------ Data excerpts ------

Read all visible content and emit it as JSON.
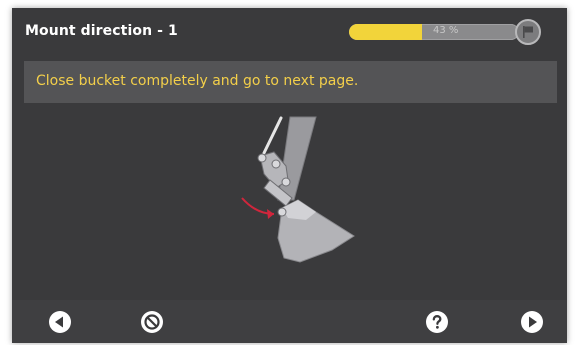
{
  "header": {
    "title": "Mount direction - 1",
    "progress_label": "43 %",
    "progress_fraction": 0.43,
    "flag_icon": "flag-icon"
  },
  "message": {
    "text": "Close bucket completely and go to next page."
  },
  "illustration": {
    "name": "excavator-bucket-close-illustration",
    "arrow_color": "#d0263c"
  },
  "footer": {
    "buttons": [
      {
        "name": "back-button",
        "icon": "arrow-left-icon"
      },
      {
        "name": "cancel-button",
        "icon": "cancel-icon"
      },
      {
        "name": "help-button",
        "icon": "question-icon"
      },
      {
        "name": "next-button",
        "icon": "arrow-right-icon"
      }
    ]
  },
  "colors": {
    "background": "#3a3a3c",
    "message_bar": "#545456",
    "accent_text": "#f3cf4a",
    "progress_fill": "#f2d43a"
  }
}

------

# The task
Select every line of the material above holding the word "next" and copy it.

# Your response
    "text": "Close bucket completely and go to next page."
        "name": "next-button",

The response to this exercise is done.